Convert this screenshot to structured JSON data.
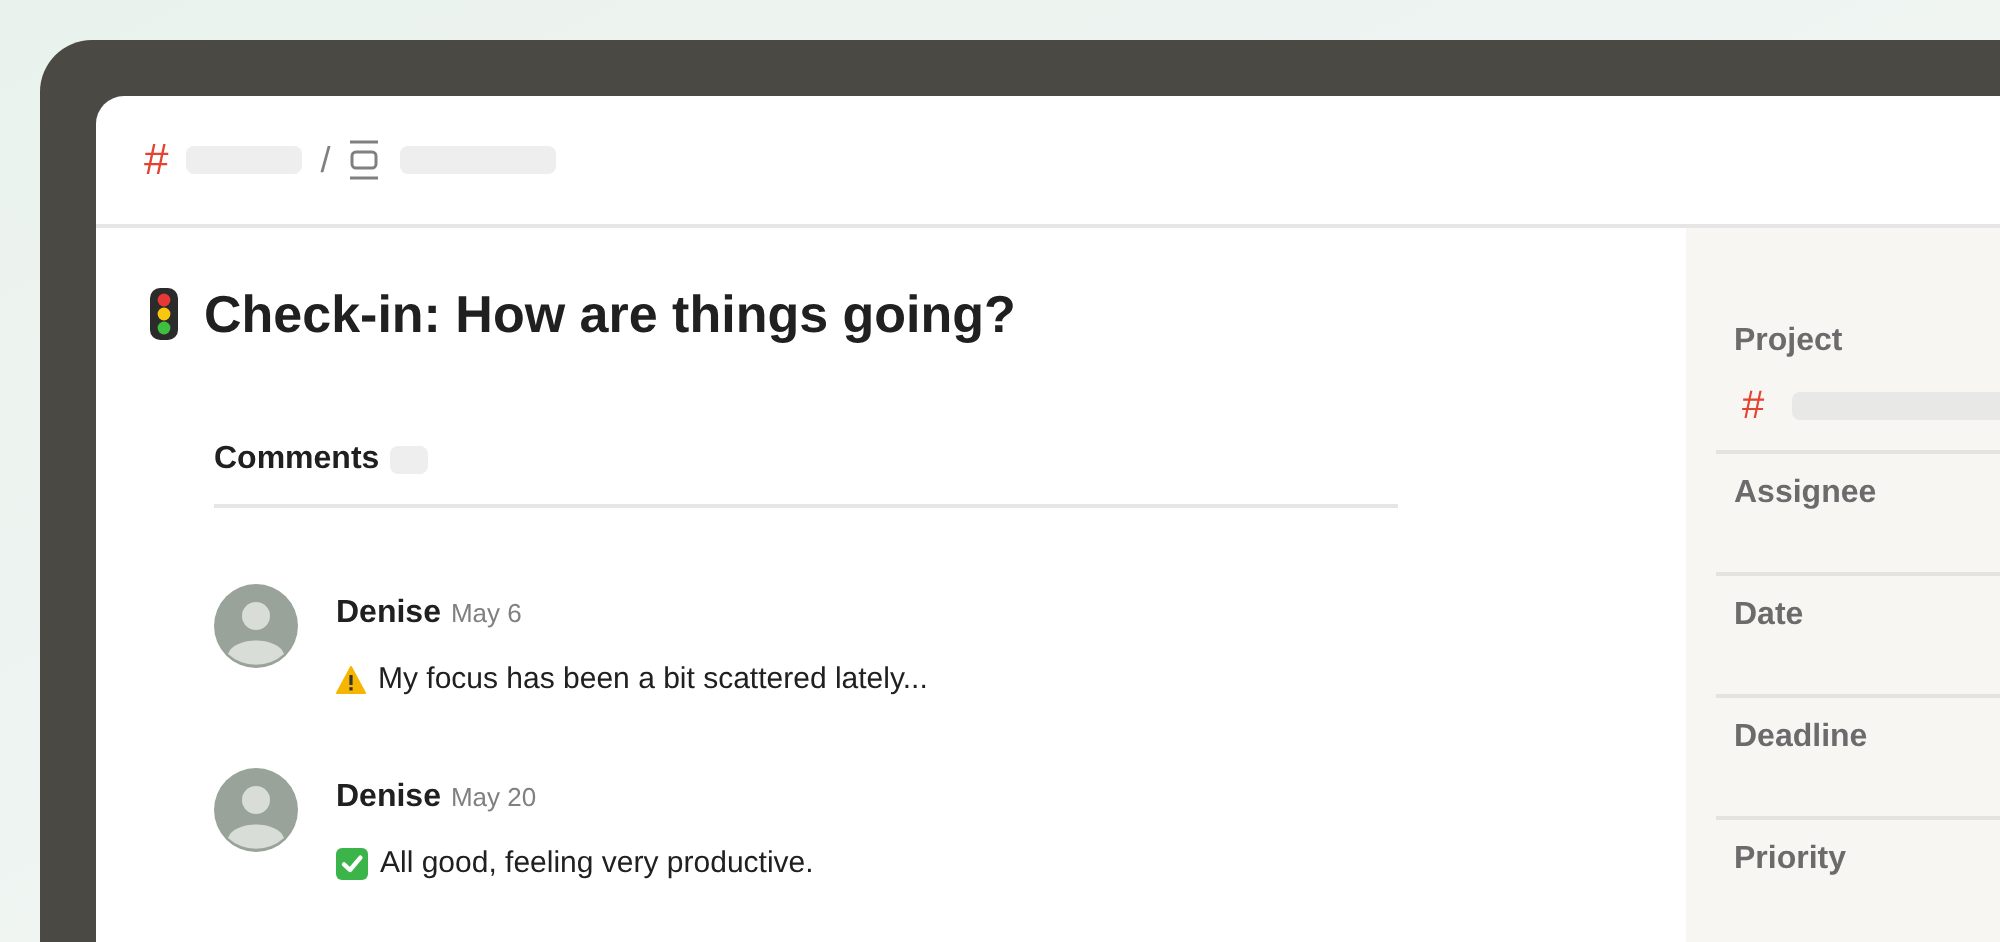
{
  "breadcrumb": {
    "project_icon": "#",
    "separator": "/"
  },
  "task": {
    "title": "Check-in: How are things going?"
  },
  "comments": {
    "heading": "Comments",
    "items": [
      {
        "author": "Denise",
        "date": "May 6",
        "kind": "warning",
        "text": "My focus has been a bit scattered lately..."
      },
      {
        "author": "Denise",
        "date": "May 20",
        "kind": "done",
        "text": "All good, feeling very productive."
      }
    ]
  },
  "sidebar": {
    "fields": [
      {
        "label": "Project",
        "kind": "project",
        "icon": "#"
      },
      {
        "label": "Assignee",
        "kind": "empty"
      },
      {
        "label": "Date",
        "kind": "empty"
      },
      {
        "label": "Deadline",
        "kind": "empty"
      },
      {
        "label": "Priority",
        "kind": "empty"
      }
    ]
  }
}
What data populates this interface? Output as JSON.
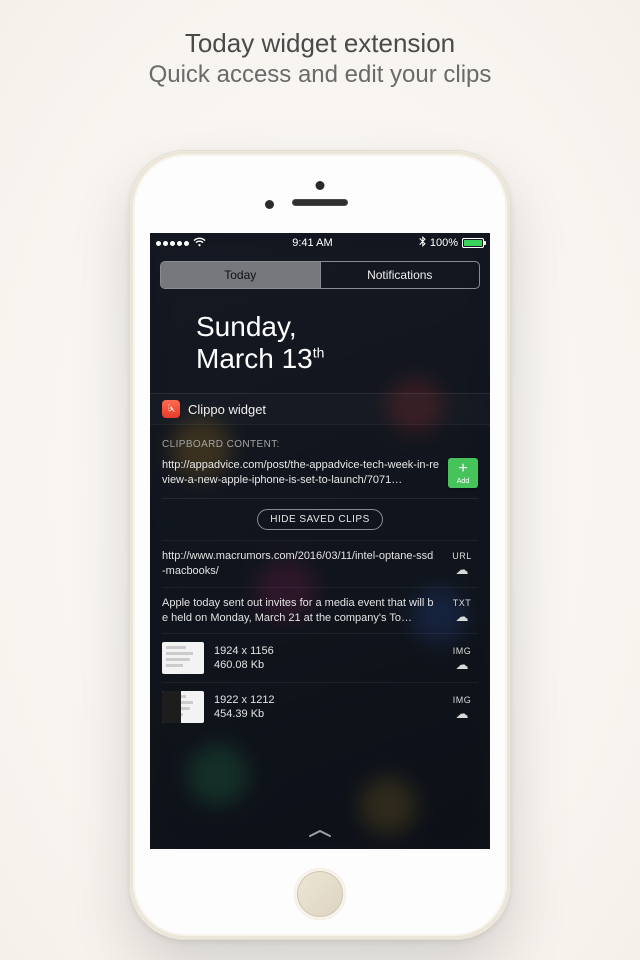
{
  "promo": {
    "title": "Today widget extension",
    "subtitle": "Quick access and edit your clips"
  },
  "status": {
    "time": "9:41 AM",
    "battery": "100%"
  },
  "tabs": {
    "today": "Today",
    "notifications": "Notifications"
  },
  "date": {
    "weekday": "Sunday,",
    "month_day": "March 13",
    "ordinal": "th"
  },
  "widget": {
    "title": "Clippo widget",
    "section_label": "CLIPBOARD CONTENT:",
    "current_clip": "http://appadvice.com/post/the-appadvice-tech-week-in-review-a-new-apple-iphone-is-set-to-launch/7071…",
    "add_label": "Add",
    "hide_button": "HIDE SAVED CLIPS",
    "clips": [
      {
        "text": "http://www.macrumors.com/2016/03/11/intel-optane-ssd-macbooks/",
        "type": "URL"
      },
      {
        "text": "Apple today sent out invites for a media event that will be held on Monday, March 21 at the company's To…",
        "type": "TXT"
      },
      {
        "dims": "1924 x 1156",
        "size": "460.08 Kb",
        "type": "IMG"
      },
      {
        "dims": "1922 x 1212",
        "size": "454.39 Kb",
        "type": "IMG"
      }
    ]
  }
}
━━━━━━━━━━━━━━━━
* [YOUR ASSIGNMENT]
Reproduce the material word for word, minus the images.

* [RESULT OF THIS EXERCISE]
Convert this screenshot to structured JSON data.
{
  "breadcrumb": {
    "project_icon": "#",
    "separator": "/"
  },
  "task": {
    "title": "Check-in: How are things going?"
  },
  "comments": {
    "heading": "Comments",
    "items": [
      {
        "author": "Denise",
        "date": "May 6",
        "kind": "warning",
        "text": "My focus has been a bit scattered lately..."
      },
      {
        "author": "Denise",
        "date": "May 20",
        "kind": "done",
        "text": "All good, feeling very productive."
      }
    ]
  },
  "sidebar": {
    "fields": [
      {
        "label": "Project",
        "kind": "project",
        "icon": "#"
      },
      {
        "label": "Assignee",
        "kind": "empty"
      },
      {
        "label": "Date",
        "kind": "empty"
      },
      {
        "label": "Deadline",
        "kind": "empty"
      },
      {
        "label": "Priority",
        "kind": "empty"
      }
    ]
  }
}
What data populates this interface? Output as JSON.
{
  "promo": {
    "title": "Today widget extension",
    "subtitle": "Quick access and edit your clips"
  },
  "status": {
    "time": "9:41 AM",
    "battery": "100%"
  },
  "tabs": {
    "today": "Today",
    "notifications": "Notifications"
  },
  "date": {
    "weekday": "Sunday,",
    "month_day": "March 13",
    "ordinal": "th"
  },
  "widget": {
    "title": "Clippo widget",
    "section_label": "CLIPBOARD CONTENT:",
    "current_clip": "http://appadvice.com/post/the-appadvice-tech-week-in-review-a-new-apple-iphone-is-set-to-launch/7071…",
    "add_label": "Add",
    "hide_button": "HIDE SAVED CLIPS",
    "clips": [
      {
        "text": "http://www.macrumors.com/2016/03/11/intel-optane-ssd-macbooks/",
        "type": "URL"
      },
      {
        "text": "Apple today sent out invites for a media event that will be held on Monday, March 21 at the company's To…",
        "type": "TXT"
      },
      {
        "dims": "1924 x 1156",
        "size": "460.08 Kb",
        "type": "IMG"
      },
      {
        "dims": "1922 x 1212",
        "size": "454.39 Kb",
        "type": "IMG"
      }
    ]
  }
}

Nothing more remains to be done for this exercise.